> **Stored data**:
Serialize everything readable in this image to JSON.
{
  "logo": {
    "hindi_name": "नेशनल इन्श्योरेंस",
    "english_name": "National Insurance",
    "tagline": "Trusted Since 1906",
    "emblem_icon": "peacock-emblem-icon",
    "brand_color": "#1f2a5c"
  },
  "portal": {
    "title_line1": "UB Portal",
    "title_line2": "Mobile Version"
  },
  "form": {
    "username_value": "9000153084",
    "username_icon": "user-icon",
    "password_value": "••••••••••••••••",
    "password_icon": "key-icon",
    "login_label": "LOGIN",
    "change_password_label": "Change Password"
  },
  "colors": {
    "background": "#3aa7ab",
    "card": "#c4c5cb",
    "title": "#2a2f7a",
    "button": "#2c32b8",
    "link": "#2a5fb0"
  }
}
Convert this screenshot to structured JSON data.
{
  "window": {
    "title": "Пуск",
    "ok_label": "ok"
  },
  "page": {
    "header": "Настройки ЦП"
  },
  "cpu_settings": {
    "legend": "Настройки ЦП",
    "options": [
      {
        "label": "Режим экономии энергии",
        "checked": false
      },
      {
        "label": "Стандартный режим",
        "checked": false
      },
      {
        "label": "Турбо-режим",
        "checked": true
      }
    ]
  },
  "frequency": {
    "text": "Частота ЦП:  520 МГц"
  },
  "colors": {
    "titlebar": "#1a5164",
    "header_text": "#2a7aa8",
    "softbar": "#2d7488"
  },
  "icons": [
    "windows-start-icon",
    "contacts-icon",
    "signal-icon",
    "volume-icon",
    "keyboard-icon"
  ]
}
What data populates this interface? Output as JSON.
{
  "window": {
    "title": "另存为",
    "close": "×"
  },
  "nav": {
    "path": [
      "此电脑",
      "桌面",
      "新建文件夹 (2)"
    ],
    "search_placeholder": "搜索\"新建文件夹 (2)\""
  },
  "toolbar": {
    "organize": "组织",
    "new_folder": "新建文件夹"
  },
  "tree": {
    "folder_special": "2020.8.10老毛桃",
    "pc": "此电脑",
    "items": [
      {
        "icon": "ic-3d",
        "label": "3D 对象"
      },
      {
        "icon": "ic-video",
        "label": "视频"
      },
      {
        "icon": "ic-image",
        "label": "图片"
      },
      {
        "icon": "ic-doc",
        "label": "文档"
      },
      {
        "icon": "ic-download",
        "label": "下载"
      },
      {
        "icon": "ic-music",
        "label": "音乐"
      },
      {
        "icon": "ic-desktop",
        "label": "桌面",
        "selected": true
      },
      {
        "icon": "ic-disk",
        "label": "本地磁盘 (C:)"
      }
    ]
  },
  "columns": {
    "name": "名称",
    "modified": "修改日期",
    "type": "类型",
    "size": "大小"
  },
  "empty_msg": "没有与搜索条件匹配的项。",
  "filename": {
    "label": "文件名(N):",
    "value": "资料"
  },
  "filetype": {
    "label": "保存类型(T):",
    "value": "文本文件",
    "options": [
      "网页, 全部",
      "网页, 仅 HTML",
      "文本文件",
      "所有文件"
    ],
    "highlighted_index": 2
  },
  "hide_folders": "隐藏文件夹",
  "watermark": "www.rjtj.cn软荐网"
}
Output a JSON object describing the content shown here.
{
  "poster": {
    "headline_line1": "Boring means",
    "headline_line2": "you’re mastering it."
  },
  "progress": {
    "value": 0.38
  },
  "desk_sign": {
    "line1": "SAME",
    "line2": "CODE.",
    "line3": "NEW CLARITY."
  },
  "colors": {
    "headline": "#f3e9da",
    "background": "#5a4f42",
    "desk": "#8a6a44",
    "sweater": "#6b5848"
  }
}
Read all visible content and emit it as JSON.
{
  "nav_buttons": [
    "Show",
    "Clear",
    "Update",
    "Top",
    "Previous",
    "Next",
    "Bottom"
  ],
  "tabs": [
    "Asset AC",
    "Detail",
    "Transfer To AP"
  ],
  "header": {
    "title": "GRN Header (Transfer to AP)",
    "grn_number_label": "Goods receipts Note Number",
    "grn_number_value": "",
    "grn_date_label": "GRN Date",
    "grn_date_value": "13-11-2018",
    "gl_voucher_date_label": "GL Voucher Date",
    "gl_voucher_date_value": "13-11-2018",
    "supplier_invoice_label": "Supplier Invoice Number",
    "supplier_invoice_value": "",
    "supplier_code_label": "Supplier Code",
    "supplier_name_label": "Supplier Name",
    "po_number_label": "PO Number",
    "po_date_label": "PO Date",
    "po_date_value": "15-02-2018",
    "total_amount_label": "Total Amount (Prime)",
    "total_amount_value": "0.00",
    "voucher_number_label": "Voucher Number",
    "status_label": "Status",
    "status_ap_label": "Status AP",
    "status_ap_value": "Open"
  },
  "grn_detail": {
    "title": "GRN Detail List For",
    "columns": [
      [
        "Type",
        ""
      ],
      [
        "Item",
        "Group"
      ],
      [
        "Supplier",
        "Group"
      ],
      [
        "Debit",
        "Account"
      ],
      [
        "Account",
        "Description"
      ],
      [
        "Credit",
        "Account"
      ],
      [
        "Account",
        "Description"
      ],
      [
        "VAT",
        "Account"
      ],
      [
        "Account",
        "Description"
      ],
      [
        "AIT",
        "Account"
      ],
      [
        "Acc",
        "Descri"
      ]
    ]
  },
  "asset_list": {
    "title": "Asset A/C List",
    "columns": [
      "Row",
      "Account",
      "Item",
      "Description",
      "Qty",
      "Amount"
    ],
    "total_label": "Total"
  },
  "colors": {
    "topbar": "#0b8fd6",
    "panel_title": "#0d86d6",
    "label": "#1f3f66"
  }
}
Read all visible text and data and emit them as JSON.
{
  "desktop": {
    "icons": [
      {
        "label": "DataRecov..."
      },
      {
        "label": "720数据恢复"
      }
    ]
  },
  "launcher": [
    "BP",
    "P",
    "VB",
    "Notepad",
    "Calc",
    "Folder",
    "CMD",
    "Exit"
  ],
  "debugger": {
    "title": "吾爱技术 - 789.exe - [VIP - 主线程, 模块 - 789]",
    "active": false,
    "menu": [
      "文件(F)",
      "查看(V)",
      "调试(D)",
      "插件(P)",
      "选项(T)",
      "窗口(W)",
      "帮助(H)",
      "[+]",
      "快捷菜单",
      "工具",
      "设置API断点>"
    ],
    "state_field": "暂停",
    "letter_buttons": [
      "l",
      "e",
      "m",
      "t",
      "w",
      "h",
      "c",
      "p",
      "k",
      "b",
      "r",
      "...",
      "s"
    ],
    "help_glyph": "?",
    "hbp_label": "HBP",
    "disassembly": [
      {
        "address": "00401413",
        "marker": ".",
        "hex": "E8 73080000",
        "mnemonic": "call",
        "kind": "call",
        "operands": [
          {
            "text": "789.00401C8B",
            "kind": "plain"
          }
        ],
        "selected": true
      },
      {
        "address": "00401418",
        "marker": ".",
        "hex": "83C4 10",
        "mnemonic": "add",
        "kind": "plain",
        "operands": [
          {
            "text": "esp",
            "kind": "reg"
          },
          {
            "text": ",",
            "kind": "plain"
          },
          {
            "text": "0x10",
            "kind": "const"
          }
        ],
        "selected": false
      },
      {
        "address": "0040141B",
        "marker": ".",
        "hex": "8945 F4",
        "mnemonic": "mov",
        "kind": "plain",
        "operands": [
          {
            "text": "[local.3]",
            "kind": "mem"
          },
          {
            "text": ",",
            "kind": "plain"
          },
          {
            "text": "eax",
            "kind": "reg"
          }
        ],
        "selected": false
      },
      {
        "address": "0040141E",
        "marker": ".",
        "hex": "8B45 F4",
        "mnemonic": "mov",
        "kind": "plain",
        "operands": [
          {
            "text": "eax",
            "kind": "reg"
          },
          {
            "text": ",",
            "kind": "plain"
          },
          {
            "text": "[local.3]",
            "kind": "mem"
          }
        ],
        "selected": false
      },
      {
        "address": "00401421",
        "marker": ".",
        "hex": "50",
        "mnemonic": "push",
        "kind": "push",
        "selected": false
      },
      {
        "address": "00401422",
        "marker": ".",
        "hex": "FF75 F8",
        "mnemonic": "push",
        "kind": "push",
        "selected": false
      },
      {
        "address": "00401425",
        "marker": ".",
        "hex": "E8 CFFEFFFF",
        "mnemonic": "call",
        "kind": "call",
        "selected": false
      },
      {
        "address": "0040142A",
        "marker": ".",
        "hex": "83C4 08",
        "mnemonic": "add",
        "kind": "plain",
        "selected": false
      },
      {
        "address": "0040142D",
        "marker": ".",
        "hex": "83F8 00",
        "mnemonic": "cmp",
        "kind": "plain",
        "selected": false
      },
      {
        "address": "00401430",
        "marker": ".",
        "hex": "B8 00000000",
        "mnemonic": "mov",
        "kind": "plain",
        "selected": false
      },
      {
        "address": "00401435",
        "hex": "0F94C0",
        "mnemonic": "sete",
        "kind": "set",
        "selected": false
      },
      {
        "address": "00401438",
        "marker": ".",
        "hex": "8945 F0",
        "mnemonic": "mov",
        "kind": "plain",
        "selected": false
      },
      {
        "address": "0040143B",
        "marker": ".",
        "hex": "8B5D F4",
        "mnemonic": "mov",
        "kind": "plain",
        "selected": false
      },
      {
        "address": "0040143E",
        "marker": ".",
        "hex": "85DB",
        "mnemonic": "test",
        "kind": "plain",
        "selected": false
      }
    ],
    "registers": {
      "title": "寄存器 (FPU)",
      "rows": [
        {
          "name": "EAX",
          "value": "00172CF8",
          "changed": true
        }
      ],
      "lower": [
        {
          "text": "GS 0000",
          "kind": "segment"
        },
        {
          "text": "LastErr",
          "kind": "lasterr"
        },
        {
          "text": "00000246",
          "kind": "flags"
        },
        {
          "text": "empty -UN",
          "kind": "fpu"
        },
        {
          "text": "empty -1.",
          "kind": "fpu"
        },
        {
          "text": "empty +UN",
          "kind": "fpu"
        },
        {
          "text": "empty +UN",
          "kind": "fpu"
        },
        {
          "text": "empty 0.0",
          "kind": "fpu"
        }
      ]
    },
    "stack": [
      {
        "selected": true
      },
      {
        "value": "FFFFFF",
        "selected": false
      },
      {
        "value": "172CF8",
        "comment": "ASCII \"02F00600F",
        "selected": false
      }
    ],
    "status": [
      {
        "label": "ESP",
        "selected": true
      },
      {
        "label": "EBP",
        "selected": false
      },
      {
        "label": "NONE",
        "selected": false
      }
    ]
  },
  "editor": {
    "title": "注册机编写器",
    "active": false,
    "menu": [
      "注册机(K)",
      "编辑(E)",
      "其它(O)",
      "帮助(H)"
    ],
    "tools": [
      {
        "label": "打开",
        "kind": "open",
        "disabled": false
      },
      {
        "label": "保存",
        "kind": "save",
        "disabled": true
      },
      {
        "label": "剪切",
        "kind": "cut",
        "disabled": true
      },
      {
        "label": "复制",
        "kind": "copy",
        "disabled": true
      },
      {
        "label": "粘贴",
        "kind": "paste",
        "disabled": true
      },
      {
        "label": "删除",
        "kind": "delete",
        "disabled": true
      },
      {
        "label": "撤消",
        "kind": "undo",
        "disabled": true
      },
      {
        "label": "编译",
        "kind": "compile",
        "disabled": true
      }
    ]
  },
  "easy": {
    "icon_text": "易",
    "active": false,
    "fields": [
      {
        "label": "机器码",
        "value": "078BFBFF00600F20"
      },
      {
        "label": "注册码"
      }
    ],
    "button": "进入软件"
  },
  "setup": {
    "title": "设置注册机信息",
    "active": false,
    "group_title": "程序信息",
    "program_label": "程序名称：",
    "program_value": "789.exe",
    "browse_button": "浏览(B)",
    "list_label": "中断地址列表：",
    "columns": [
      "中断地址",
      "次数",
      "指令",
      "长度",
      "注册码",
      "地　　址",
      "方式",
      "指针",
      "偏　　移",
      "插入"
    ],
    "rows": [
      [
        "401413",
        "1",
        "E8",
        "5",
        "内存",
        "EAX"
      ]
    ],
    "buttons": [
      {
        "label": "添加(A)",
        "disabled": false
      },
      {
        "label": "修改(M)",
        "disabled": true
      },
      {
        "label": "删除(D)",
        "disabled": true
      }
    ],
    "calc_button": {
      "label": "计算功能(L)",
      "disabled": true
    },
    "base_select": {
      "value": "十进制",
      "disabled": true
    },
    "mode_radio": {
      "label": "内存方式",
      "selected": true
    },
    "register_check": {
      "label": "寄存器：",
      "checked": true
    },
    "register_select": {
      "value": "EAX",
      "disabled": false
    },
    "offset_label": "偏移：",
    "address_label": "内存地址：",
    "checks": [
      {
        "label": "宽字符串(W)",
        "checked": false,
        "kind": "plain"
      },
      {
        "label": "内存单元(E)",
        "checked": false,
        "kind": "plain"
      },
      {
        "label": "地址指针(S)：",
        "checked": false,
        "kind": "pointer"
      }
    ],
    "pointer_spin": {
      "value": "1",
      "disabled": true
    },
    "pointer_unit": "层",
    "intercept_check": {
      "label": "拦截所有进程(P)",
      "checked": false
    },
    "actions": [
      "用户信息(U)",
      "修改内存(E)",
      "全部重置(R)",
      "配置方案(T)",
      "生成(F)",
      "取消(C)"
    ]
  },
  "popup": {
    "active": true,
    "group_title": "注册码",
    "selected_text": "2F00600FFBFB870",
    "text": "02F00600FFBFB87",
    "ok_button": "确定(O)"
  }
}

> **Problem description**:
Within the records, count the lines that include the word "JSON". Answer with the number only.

> **Expected answer**:
6